• _Work task_
Scan the entries for the word "rownum" and return every line that has it.

• _Material shown_

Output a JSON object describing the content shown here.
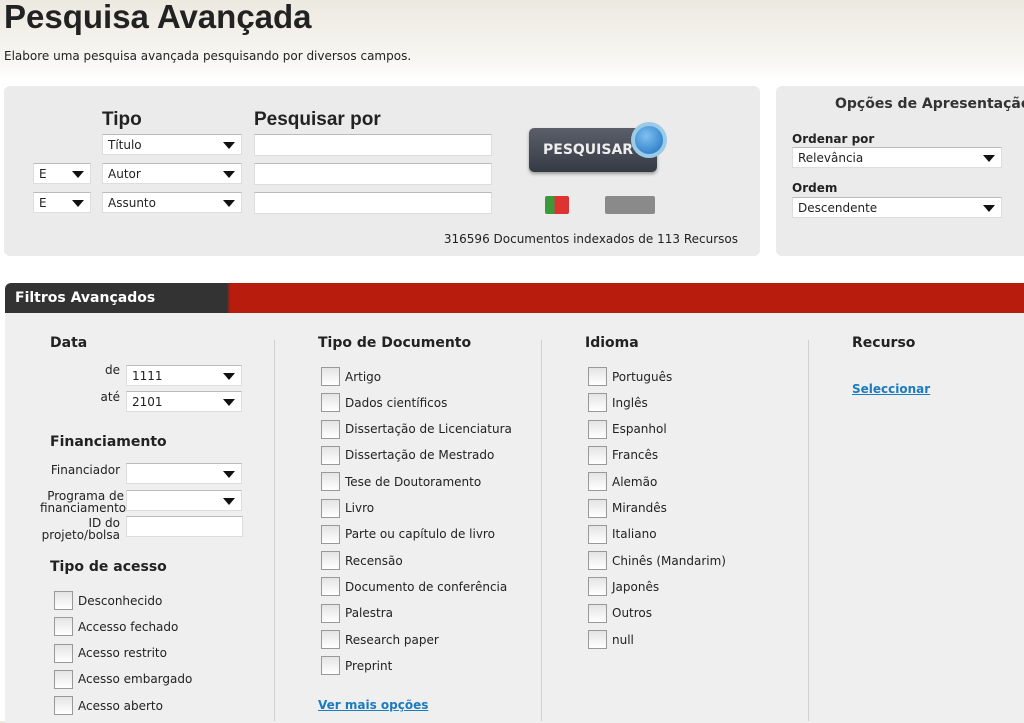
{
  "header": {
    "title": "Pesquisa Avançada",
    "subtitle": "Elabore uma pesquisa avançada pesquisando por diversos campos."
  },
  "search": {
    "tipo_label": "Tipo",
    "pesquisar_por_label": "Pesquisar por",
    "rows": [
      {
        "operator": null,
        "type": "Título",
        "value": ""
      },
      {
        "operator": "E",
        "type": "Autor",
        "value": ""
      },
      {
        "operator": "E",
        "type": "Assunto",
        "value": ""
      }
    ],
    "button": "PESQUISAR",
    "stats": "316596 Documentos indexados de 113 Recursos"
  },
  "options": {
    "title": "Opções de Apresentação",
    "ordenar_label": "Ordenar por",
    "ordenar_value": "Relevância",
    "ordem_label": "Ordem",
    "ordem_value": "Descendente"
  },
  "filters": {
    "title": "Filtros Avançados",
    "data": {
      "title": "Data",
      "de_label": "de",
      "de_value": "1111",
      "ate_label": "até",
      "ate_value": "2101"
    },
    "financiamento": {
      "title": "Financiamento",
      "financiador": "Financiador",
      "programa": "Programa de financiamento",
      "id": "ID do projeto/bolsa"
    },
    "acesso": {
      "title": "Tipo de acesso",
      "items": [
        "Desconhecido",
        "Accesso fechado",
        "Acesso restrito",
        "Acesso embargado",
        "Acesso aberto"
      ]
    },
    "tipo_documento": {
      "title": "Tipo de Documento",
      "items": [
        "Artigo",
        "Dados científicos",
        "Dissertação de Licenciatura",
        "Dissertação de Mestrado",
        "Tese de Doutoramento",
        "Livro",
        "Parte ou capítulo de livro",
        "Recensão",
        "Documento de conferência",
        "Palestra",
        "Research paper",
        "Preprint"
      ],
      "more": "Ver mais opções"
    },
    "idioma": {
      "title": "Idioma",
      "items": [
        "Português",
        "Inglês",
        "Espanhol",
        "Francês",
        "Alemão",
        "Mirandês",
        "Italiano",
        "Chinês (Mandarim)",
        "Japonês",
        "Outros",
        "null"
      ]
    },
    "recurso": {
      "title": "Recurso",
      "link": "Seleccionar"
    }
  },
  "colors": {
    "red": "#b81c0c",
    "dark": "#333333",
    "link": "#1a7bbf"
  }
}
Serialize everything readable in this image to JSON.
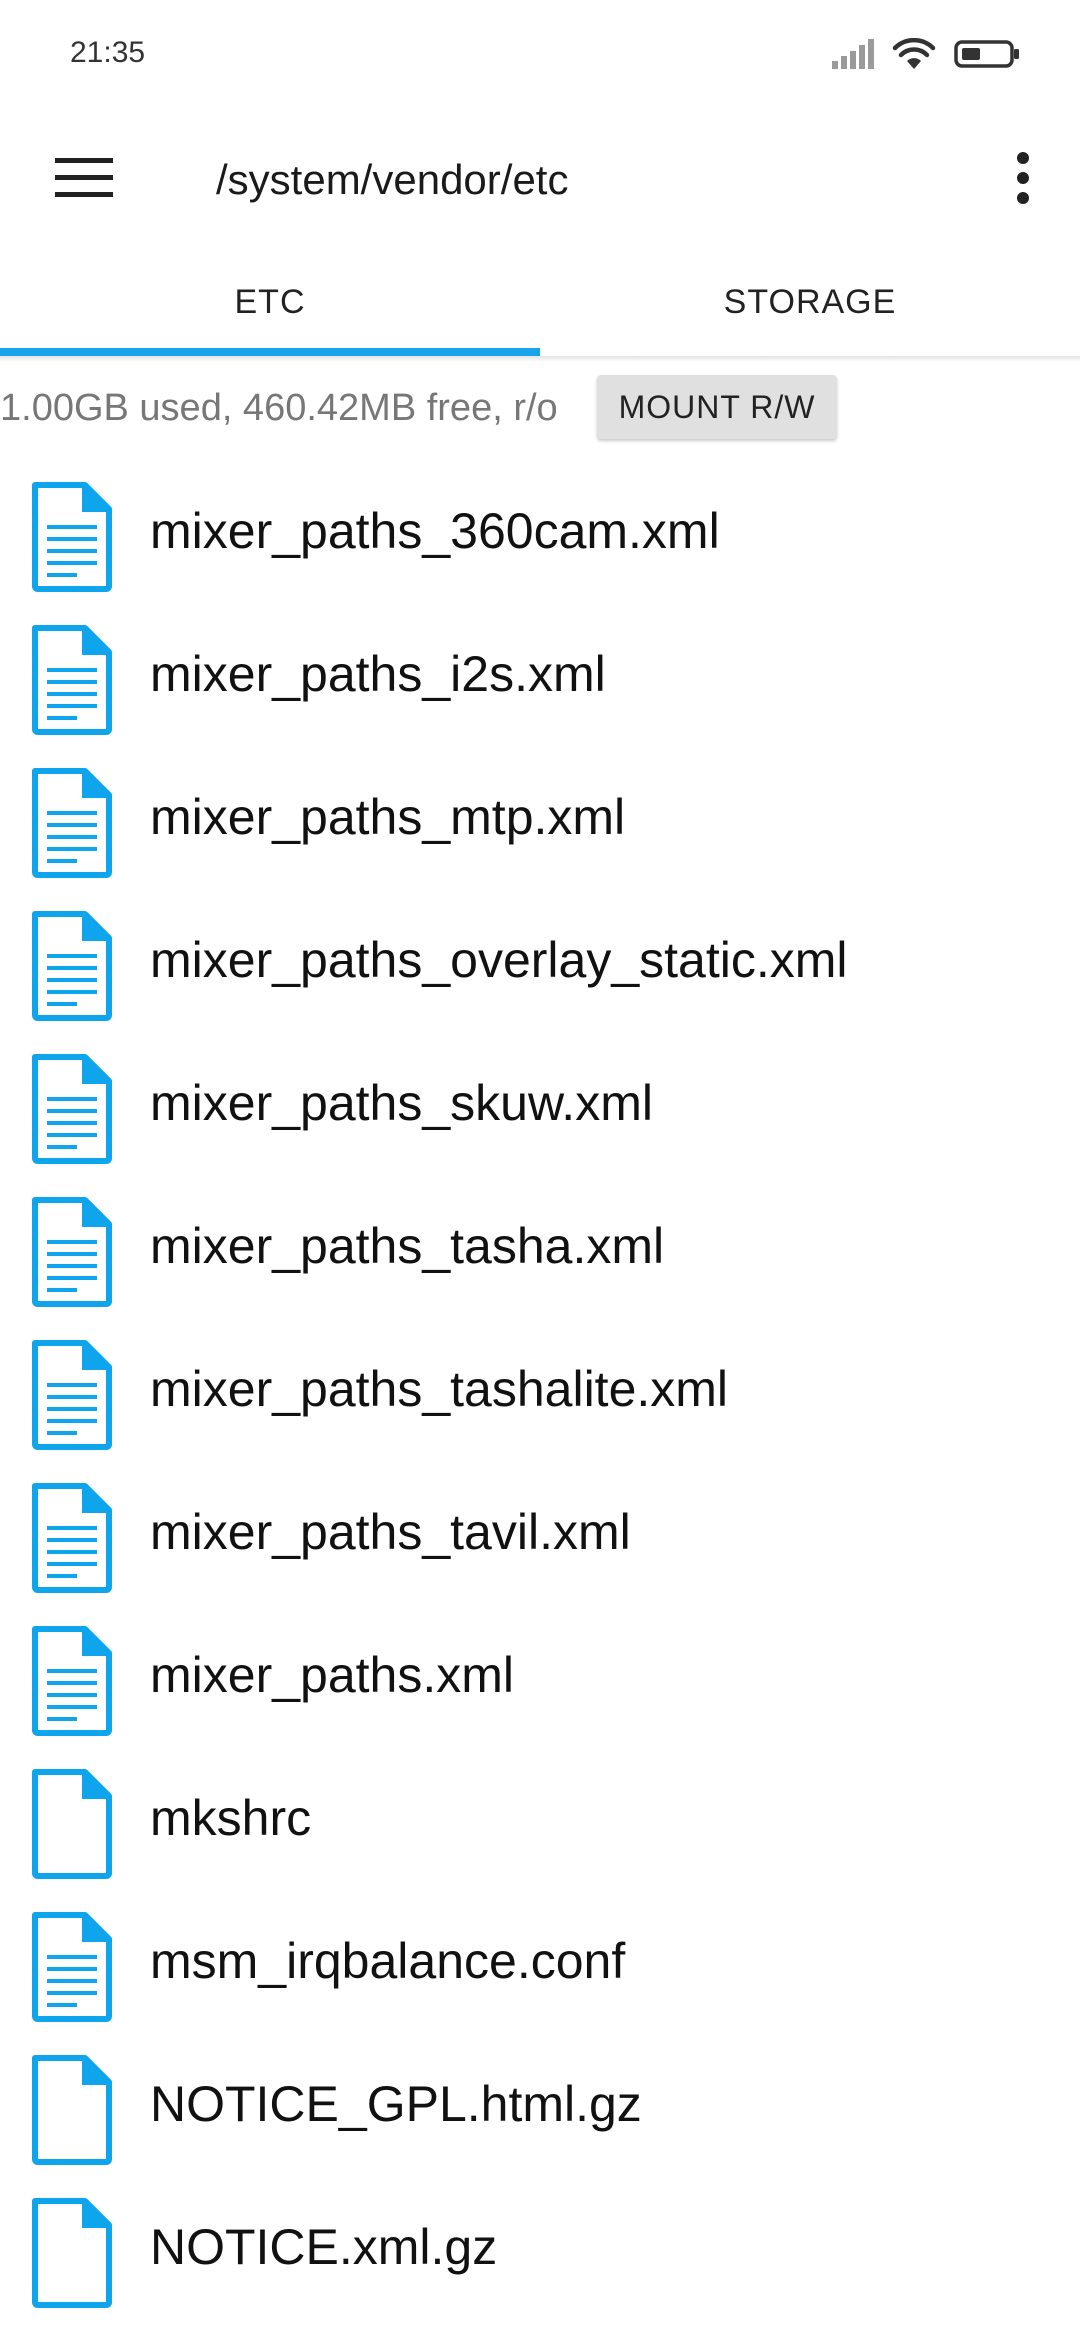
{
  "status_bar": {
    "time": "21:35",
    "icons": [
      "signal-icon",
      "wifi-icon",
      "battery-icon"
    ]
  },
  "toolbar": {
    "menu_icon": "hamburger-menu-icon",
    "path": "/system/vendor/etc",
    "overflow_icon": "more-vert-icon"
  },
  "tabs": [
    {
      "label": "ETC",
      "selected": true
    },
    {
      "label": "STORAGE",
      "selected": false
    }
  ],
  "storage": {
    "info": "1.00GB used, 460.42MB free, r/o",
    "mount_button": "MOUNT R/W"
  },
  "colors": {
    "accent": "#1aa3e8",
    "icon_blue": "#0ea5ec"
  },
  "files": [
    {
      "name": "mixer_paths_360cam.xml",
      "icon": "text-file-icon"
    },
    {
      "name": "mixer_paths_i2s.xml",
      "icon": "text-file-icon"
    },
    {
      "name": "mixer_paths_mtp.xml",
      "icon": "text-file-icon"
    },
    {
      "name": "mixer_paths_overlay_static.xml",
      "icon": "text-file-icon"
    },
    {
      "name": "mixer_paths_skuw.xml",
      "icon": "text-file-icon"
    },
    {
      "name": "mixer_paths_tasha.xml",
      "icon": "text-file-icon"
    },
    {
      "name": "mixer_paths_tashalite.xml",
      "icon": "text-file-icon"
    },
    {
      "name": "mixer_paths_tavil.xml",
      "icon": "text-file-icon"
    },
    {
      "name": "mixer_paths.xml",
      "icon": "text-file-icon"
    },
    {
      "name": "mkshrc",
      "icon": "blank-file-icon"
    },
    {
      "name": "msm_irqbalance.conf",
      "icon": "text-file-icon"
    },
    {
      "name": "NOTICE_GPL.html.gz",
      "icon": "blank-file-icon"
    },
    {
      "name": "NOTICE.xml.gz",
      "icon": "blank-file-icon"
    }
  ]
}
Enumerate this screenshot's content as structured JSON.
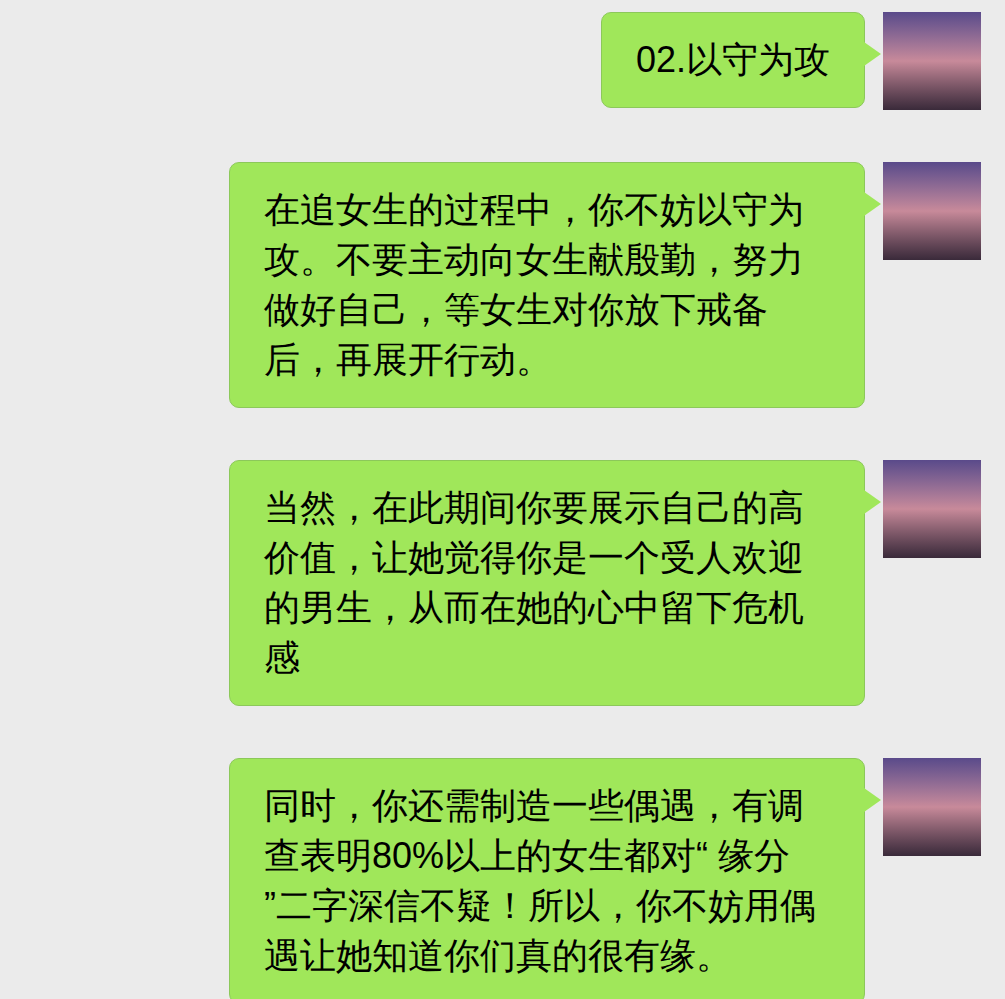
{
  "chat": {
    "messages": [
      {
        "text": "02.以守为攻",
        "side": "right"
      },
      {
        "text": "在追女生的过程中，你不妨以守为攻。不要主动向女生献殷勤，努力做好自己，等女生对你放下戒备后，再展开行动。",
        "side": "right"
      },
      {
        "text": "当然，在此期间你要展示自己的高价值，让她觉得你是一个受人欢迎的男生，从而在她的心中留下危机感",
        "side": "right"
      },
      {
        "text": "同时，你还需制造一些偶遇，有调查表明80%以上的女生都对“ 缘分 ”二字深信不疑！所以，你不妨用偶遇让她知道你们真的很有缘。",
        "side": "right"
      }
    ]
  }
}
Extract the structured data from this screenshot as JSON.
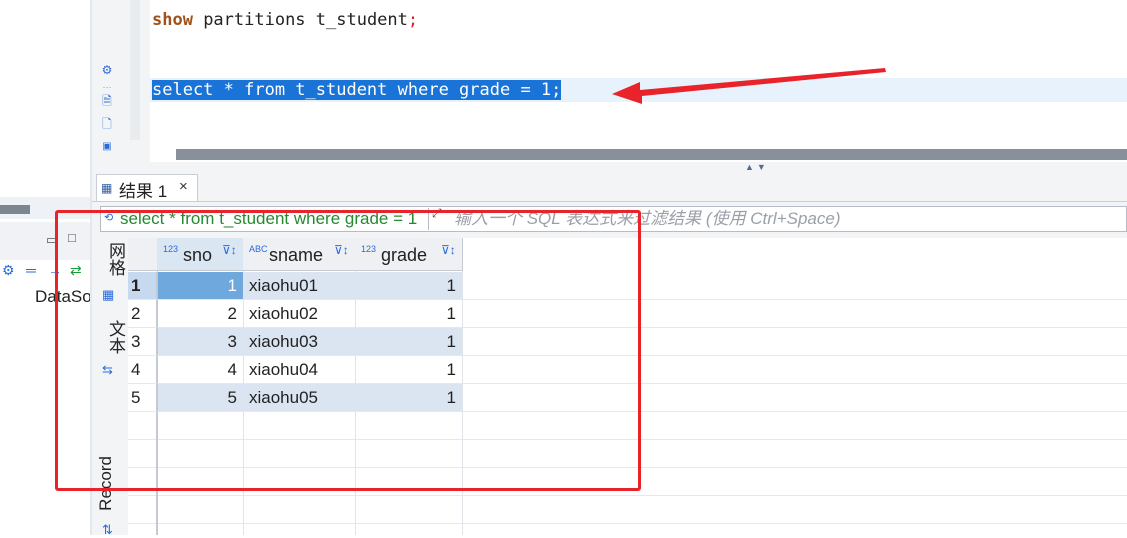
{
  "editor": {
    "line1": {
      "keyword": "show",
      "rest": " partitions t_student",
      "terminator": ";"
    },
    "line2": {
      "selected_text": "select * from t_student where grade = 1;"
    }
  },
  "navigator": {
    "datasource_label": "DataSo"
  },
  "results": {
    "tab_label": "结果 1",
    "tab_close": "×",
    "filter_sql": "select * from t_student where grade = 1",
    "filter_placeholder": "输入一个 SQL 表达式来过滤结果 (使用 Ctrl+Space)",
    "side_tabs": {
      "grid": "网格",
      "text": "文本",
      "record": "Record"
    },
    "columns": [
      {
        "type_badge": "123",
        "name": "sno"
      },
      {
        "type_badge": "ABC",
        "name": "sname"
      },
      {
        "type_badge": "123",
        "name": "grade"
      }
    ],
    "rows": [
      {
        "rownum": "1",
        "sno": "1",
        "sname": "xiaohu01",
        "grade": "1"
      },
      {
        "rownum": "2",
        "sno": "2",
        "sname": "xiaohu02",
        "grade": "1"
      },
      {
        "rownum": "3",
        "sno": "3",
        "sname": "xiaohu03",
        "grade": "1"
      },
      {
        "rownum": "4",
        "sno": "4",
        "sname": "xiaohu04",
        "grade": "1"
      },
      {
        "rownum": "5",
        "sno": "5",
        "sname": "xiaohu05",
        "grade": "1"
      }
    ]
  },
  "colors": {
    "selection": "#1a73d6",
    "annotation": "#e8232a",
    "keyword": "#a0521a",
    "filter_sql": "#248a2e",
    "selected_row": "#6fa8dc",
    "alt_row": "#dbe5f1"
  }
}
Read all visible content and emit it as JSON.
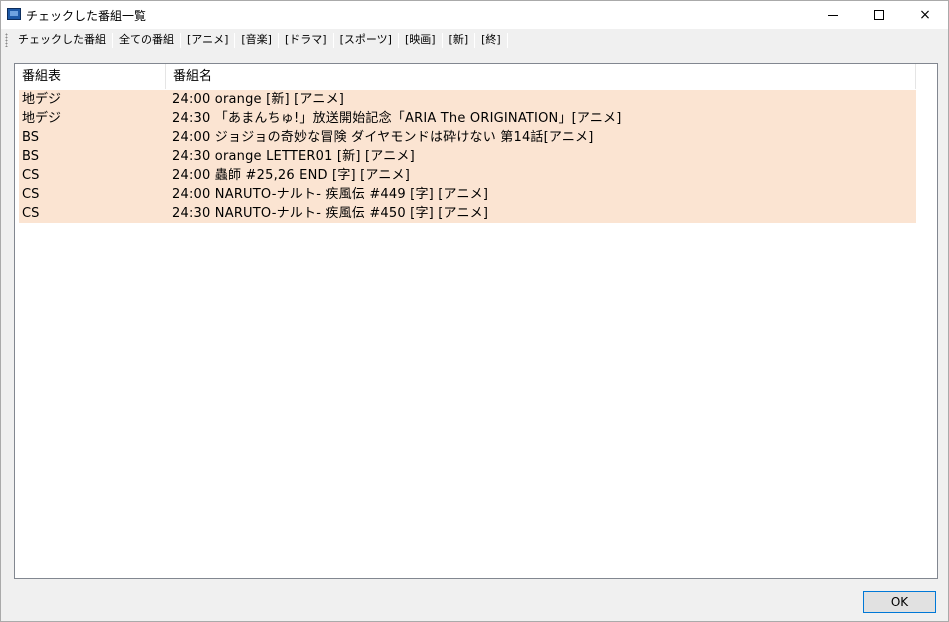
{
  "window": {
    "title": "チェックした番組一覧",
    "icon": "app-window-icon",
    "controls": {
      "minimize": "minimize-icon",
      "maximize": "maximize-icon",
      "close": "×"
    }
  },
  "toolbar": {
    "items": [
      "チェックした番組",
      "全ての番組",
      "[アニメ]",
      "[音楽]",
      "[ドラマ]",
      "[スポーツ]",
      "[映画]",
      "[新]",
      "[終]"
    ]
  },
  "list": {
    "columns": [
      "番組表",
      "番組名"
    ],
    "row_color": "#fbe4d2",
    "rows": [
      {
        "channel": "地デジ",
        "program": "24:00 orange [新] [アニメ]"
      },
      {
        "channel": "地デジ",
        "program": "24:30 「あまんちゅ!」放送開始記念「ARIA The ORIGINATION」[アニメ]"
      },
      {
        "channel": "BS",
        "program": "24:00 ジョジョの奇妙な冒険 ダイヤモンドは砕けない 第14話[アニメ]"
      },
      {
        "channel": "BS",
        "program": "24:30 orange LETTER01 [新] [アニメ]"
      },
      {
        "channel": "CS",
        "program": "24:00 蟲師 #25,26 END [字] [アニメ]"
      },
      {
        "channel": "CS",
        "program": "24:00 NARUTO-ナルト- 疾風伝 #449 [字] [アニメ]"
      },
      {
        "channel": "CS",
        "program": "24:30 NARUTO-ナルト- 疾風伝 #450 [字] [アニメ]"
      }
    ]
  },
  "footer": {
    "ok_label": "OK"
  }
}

• _Result of this task_
        "rownum": "1",
        "rownum": "2",
        "rownum": "3",
        "rownum": "4",
        "rownum": "5",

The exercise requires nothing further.